The Covid-related regulations have decimated travel demand, and cruise operations globally were among the first to be put on hold at the start of the pandemic in early 2020. Travel restrictions since have led to a string of restructuring and insolvencies in the hospitality industry.
Genting Hong Kong reported a record loss of $1.7bn in May, and Hong Kong has just reimposed some of its strictest virus curbs since the beginning of the pandemic.
Genting Hong Kong’s indirect wholly-owned shipbuilding subsidiary, MV Werften, filed for insolvency in a local court in Germany. The company asked the Bermuda court to appoint Hong Kong-based Alvarez and Marsal Asia and Bermuda-based R&H Services as joint provisional liquidators meant to negotiate a debt restructuring that would allow it to continue as a going concern.
Most of Genting Hong Kong’s (and its subsidiaries) operations will probably cease.
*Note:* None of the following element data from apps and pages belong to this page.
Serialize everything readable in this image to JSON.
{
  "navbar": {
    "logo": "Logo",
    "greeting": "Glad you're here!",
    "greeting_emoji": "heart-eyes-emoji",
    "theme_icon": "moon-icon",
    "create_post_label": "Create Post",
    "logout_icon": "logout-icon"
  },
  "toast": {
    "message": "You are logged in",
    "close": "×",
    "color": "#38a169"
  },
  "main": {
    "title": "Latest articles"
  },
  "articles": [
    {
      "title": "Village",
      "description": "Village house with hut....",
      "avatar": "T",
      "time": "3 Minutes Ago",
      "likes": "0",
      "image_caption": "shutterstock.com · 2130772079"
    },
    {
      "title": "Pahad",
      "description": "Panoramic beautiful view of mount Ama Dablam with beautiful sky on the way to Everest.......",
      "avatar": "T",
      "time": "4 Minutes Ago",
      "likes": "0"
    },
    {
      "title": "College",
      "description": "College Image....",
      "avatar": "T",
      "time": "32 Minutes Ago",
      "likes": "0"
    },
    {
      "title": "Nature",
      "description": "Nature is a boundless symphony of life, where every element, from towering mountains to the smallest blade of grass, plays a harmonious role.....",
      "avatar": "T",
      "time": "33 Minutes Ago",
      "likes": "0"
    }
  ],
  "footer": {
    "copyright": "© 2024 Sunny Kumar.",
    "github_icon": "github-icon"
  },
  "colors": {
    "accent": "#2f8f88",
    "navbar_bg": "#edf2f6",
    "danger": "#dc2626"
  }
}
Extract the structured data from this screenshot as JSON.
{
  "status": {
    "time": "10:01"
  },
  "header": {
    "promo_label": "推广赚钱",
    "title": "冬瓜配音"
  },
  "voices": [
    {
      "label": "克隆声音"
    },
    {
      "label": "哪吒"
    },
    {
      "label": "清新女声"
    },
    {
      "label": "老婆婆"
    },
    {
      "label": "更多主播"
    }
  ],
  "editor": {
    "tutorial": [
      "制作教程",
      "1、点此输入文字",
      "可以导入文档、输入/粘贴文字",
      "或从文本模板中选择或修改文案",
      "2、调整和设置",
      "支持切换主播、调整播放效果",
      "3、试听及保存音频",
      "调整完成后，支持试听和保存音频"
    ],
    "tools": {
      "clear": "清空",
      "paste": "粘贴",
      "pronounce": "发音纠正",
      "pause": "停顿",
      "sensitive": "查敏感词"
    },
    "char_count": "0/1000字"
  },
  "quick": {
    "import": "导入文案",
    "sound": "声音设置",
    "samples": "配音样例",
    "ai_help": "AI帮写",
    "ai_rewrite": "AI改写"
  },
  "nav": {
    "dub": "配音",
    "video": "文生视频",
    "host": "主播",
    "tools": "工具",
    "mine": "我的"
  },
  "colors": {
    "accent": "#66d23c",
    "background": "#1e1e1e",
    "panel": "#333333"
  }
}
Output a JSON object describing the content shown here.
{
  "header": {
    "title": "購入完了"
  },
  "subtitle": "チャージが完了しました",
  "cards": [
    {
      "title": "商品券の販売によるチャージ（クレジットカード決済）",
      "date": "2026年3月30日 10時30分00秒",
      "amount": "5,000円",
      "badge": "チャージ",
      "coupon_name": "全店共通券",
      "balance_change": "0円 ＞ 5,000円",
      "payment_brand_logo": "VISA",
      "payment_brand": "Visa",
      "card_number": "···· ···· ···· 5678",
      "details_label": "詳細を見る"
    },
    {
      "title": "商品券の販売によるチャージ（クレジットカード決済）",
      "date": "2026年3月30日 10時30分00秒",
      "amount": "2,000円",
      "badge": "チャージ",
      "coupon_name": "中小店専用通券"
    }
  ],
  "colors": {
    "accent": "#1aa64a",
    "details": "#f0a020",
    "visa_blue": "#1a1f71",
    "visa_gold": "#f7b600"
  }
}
However, according to the filing, certain ones, including operations of cruise lines by Dream Cruises Holding are to continue in an attempt of preserving core assets.
Genting Hong Kong’s shares, which dropped almost 50% in January before being halted from trading earlier this week, will remain suspended until further notice.
According to the website of MV Werften, the shipbuilder has around 2,900 staff members, and has delivered more than 2,500 vessels over its 75 years of activity.